Well it seems Microsoft has also jumped on the hidden camera band wagon in a campaign called the Mojave Experiment. (Will it ever end?) Okay, in this particular case it might actually make some sense. Microsoft's Vista has a pretty bad reputation. People hate it, openly discuss hating it and it's gotten to the point where people who have never used Vista openly discuss how much they hate it. Ouch! That's a pretty bad position for your product.

So Microsoft has decided to challenge that perception and try to remove the bias from the media and friends (not to mention those pesky Mac commercials). In theory it makes sense as a way to show the world they're unfairly biased against Vista. However, like any other 'hidden camera' commercials, you can't help but question how 'real' it is. In a campaign where the legitimacy doesn't matter, like the Office Max penny commercials, the technique works, but in this instance, the campaingn's success will hinge on people believing they're completely real.

My first thought was how extensively did the focus group use it? Was the focus group using it on a brand new, fast computer with a large hard drive? Or a computer that's a couple years old and loaded up with digital photos and mp3s? Did they focus group anyone who had used Vista and hated it? Or just people who assumed they'd hate it? Maybe I'm just a bit cynical. What do you think? Does this campaign encourage you to try Vista?

On a side note, please keep in mind that I've only watched the commercial above and although I did go to, I didn't/couldn't watch any of the videos. Perhaps there was more convincing material on the site, but I'm on a Mac you see, and to watch any of the video Microsoft wanted me to download Silverlight. (Okay, I'm going to rant here) Frankly I find it annoying when I have to download new programs to visit a website. Are you really going to make me download your own software to view your site? It struck me as frustratingly self-serving. I already have Flash and Quicktime, how many media players do you expect me to install? As a casual visitor, I'm more likely to leave your site than download yet another media player. True, there was an option to see the site without downloading Silverlight, but as I soon discovered, it wouldn't play any of the video. Thanks Microsoft.

One of All the Top Sites!

Congratulations, you're reading one of Alltop's newest blogs!

Alltop is a Web site and blog aggregator aiming to bring its users "all the top" sites from around the WWW. And recently, to our pleasant surprise, The Creative Cooler was added to the mix!

You can find us listed in the Design and Marketing categories at Alltop.

(Special thanks to the best blog partner for making the CC a standout! Thanks for all your hard work, Christine!)

Monday, October 6, 2008

Another Hidden Camera Ad

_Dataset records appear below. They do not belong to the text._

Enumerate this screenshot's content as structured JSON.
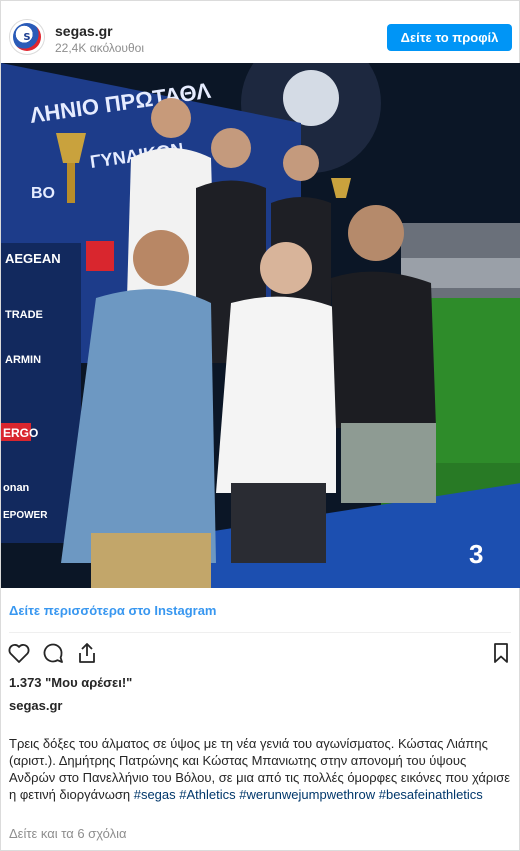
{
  "header": {
    "username": "segas.gr",
    "followers": "22,4K ακόλουθοι",
    "profile_button": "Δείτε το προφίλ"
  },
  "photo": {
    "description_icon": "photo-image",
    "banner_text_top": "ΛΗΝΙΟ ΠΡΩΤΑΘΛ",
    "banner_text_mid": "ΓΥΝΑΙΚΩΝ",
    "banner_text_vol": "ΒΟ",
    "sponsors": [
      "AEGEAN",
      "TRADE",
      "ARMIN",
      "ERGO",
      "onan",
      "EPOWER",
      "EGEAN"
    ],
    "podium_number": "3",
    "colors": {
      "sky": "#0b1626",
      "field": "#2e8c2a",
      "banner": "#1d3c8a",
      "podium": "#1c4fb0"
    }
  },
  "more_link": "Δείτε περισσότερα στο Instagram",
  "actions": {
    "like_icon": "heart-icon",
    "comment_icon": "comment-icon",
    "share_icon": "share-icon",
    "save_icon": "bookmark-icon"
  },
  "likes": "1.373 \"Μου αρέσει!\"",
  "owner": "segas.gr",
  "caption": {
    "text": "Τρεις δόξες του άλματος σε ύψος με τη νέα γενιά του αγωνίσματος. Κώστας Λιάπης (αριστ.). Δημήτρης Πατρώνης και Κώστας Μπανιωτης στην απονομή του ύψους Ανδρών στο Πανελλήνιο του Βόλου, σε μια από τις πολλές όμορφες εικόνες που χάρισε η φετινή διοργάνωση ",
    "hashtags": [
      "#segas",
      "#Athletics",
      "#werunwejumpwethrow",
      "#besafeinathletics"
    ]
  },
  "comments": "Δείτε και τα 6 σχόλια"
}
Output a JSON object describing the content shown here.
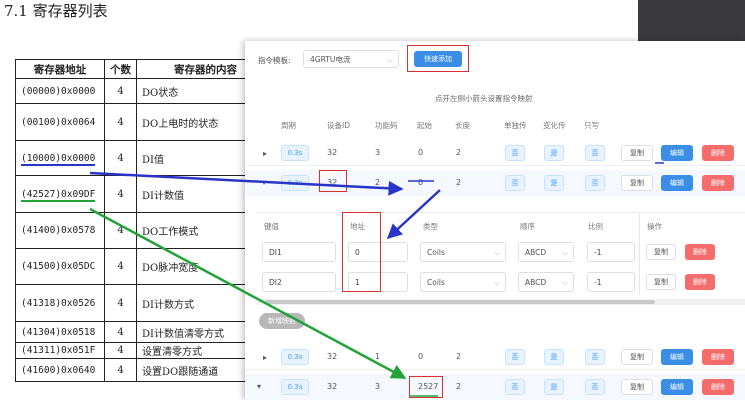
{
  "doc": {
    "title": "7.1  寄存器列表",
    "table": {
      "headers": [
        "寄存器地址",
        "个数",
        "寄存器的内容"
      ],
      "rows": [
        {
          "addr": "(00000)0x0000",
          "count": "4",
          "desc": "DO状态"
        },
        {
          "addr": "(00100)0x0064",
          "count": "4",
          "desc": "DO上电时的状态"
        },
        {
          "addr": "(10000)0x0000",
          "count": "4",
          "desc": "DI值"
        },
        {
          "addr": "(42527)0x09DF",
          "count": "4",
          "desc": "DI计数值"
        },
        {
          "addr": "(41400)0x0578",
          "count": "4",
          "desc": "DO工作模式"
        },
        {
          "addr": "(41500)0x05DC",
          "count": "4",
          "desc": "DO脉冲宽度"
        },
        {
          "addr": "(41318)0x0526",
          "count": "4",
          "desc": "DI计数方式"
        },
        {
          "addr": "(41304)0x0518",
          "count": "4",
          "desc": "DI计数值清零方式"
        },
        {
          "addr": "(41311)0x051F",
          "count": "4",
          "desc": "设置清零方式"
        },
        {
          "addr": "(41600)0x0640",
          "count": "4",
          "desc": "设置DO跟随通道"
        }
      ]
    }
  },
  "panel": {
    "template_label": "指令模板:",
    "template_value": "4GRTU电流",
    "quick_add": "快速添加",
    "hint": "点开左侧小箭头设置指令映射",
    "columns": [
      "周期",
      "设备ID",
      "功能码",
      "起始",
      "长度",
      "单独传",
      "变化传",
      "只写"
    ],
    "rows": [
      {
        "period": "0.3s",
        "device_id": "32",
        "func": "3",
        "start": "0",
        "length": "2",
        "single": "否",
        "change": "是",
        "write_only": "否"
      },
      {
        "period": "0.3s",
        "device_id": "32",
        "func": "2",
        "start": "0",
        "length": "2",
        "single": "否",
        "change": "是",
        "write_only": "否"
      },
      {
        "period": "0.3s",
        "device_id": "32",
        "func": "1",
        "start": "0",
        "length": "2",
        "single": "否",
        "change": "是",
        "write_only": "否"
      },
      {
        "period": "0.3s",
        "device_id": "32",
        "func": "3",
        "start": "2527",
        "length": "2",
        "single": "否",
        "change": "是",
        "write_only": "否"
      }
    ],
    "actions": {
      "copy": "复制",
      "edit": "编辑",
      "delete": "删除"
    },
    "sub": {
      "columns": [
        "键值",
        "地址",
        "类型",
        "顺序",
        "比例",
        "操作"
      ],
      "rows": [
        {
          "key": "DI1",
          "addr": "0",
          "type": "Coils",
          "order": "ABCD",
          "ratio": "-1"
        },
        {
          "key": "DI2",
          "addr": "1",
          "type": "Coils",
          "order": "ABCD",
          "ratio": "-1"
        }
      ],
      "add_button": "新增映射"
    }
  },
  "colors": {
    "blue_arrow": "#2a35c8",
    "green_arrow": "#22a33a",
    "highlight_red": "#d93030",
    "primary": "#3a8ee6",
    "danger": "#f56c6c"
  }
}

I know we've been following the hidden camera trend in television ads lately, but I've been putting off posting about the Hardee's/Carl's Jr. fake restaurant spots because I'M SO SICK OF HIDDEN CAMERAS. It's gotten quite annoying, actually. Almost like they're wasting air time.

What gives? Is the creative team really that strapped for ideas that this is all they can come up with? Or are their executives feeling pressure to jump on the "hidden camera bandwagon" because everyone else is doing it?

At least Hardee's/Carl's Jr. has figured out where to reach people: They've created a Fake Restaurant account on youtube and have uploaded 16 videos, mostly director's cuts of their spots (which is equally annoying--who wants to watch a three-minute Hardee's ad?).

If you really can't get enough of the been there, done that hidden camera ad, here's one from Carl's Jr: